Topic, "Inorganic Biochemical Lessons from Nature"

At 7PM on Wednesday 7 July, at Taste, in College Park, we'll have a fascinating discussion for you from Robert Igarashi.

Nature's biological systems are probably the best empirical experimenters, because they have the luxury of conducting iterative trials that span immense time frames. They have, with exquisite chemical precision, evolved sophisticated solutions to some of nature's most complex problems.

In human endeavor, much of how our chemical sciences have impacted human life has been in the field of organic chemistry, a carbon-based chemistry, which ranges in applications from petroleum based polymers to pharmaceuticals. These organic-based applications have been largely beneficial, but humankind still faces numerous challenges.

Also inside biological systems, inorganic processes perform some of the most complex and difficult chemistry in nature.

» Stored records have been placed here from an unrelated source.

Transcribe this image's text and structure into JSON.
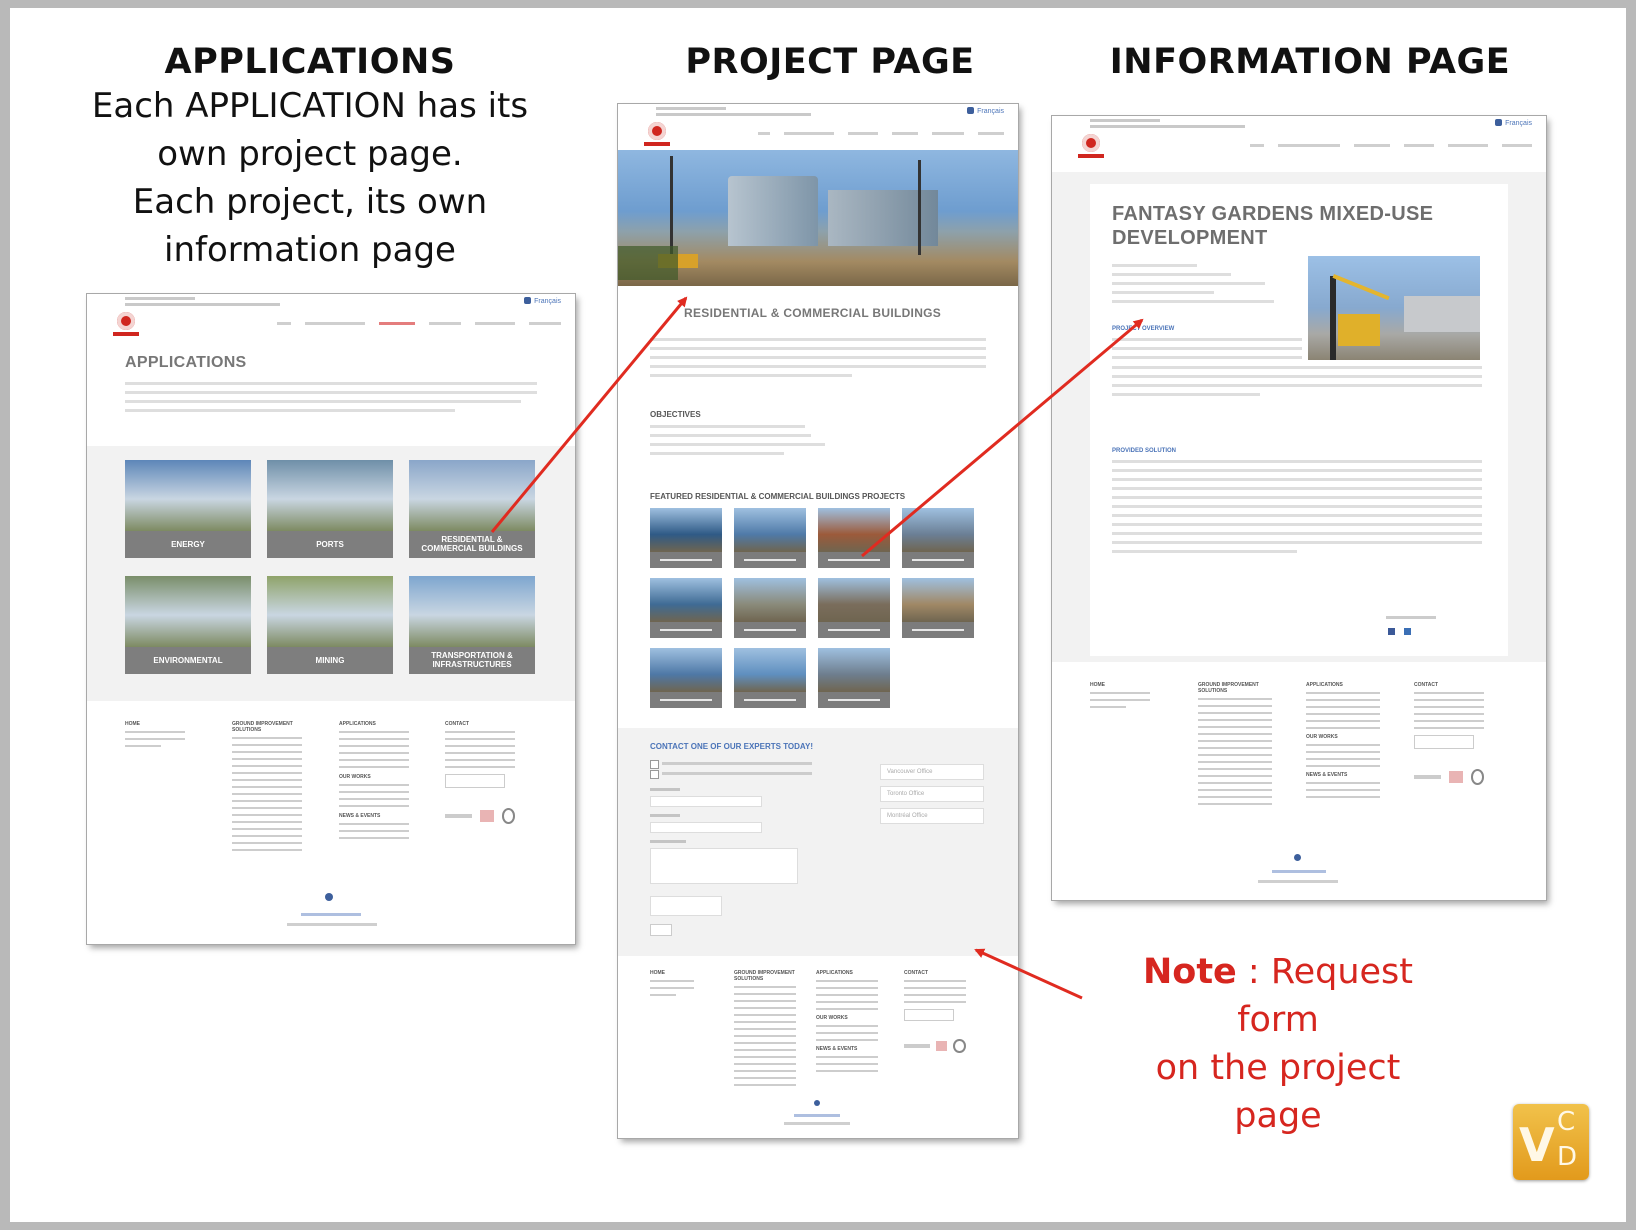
{
  "captions": {
    "applications_title": "APPLICATIONS",
    "applications_body": [
      "Each APPLICATION has its",
      "own project page.",
      "Each project, its own",
      "information page"
    ],
    "project_title": "PROJECT PAGE",
    "information_title": "INFORMATION PAGE"
  },
  "note": {
    "bold": "Note",
    "rest": " : Request form",
    "line2": "on the project page"
  },
  "logo": {
    "v": "V",
    "c": "C",
    "d": "D"
  },
  "common": {
    "lang": "Français"
  },
  "applications_page": {
    "heading": "APPLICATIONS",
    "tiles": [
      {
        "label": "ENERGY",
        "color": "#5d86b8"
      },
      {
        "label": "PORTS",
        "color": "#6f8fa8"
      },
      {
        "label": "RESIDENTIAL & COMMERCIAL BUILDINGS",
        "color": "#8aa6c9"
      },
      {
        "label": "ENVIRONMENTAL",
        "color": "#7a8e6a"
      },
      {
        "label": "MINING",
        "color": "#8fa36a"
      },
      {
        "label": "TRANSPORTATION & INFRASTRUCTURES",
        "color": "#7ea6cf"
      }
    ]
  },
  "project_page": {
    "heading": "RESIDENTIAL & COMMERCIAL BUILDINGS",
    "objectives": "OBJECTIVES",
    "featured": "FEATURED RESIDENTIAL & COMMERCIAL BUILDINGS PROJECTS",
    "contact": "CONTACT ONE OF OUR EXPERTS TODAY!",
    "projects": [
      {
        "color": "#2f5a86"
      },
      {
        "color": "#4f7aa8"
      },
      {
        "color": "#9c5a3a"
      },
      {
        "color": "#6b7f95"
      },
      {
        "color": "#3f6b94"
      },
      {
        "color": "#8a8a7a"
      },
      {
        "color": "#7a6d5c"
      },
      {
        "color": "#a08866"
      },
      {
        "color": "#4e78a6"
      },
      {
        "color": "#5f8fbf"
      },
      {
        "color": "#6e7e8e"
      }
    ],
    "offices": [
      "Vancouver Office",
      "Toronto Office",
      "Montréal Office"
    ]
  },
  "information_page": {
    "heading_line1": "FANTASY GARDENS MIXED-USE",
    "heading_line2": "DEVELOPMENT",
    "overview": "PROJECT OVERVIEW",
    "solution": "PROVIDED SOLUTION"
  },
  "colors": {
    "arrow": "#e02b20",
    "note": "#d6261f"
  }
}
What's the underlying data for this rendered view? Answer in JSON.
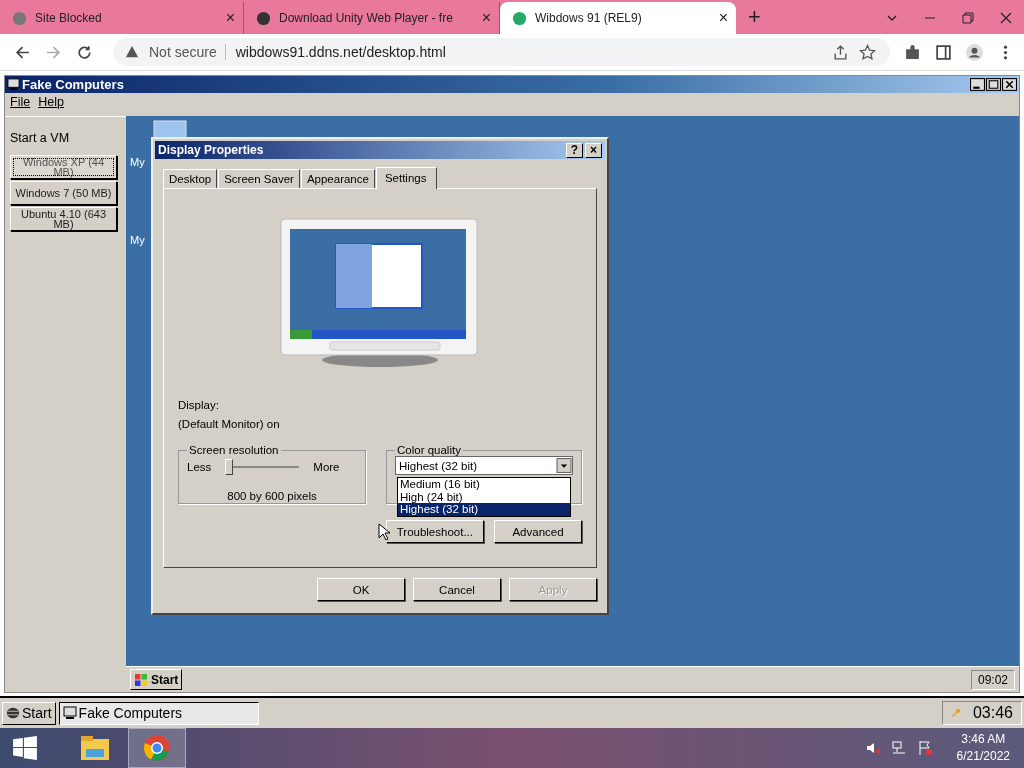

Through scientists' study of them, those inorganic processes potentially hold solutions to many of the problems and challenges that we currently face or will encounter in the next century.

We will discuss lessons bioinorganic chemists have learned and how those lessons affect how we will deal with energy, medicine, agriculture, and the environment.

Robert Y. Igarashi is currently an Assistant Professor since 2007 in the Department of Chemistry and also holds a joint appointment in the Burnett School of Biomedical Sciences at UCF. Igarashi earned a BS degree in Biochemistry and MS degree in Chemistry from California State University Fullerton. He earned a PhD in Biochemistry from Utah State University under the tutelage of Prof. Lance C. Seefeldt where he elucidated the reaction mechanisms in the enzyme nitrognese. He then studied the enzymatic assembly of complex biological iron-sulfur clusters at University of California Berkeley under the guidance of Prof. Paul Ludden. Dr. Igarashi's current research at UCF investigates the enzymatic mechanisms of iron-sulfur utilizing proteins that perform some of nature's most complex reactions.


717 W. Smith Street
Orlando, United States

Taste is near the corner of Princeton Street (really Smith Street after the fork) and Edgewater Drive, so about 2 minutes from I-4 to parking. One can park on the street or in the parking lot behind Taste.

From I-4, drive a few blocks to Edgewater Drive. At the intersection, you should see a orange building ahead of you, labeled "Taste". Park on the street or behind Taste.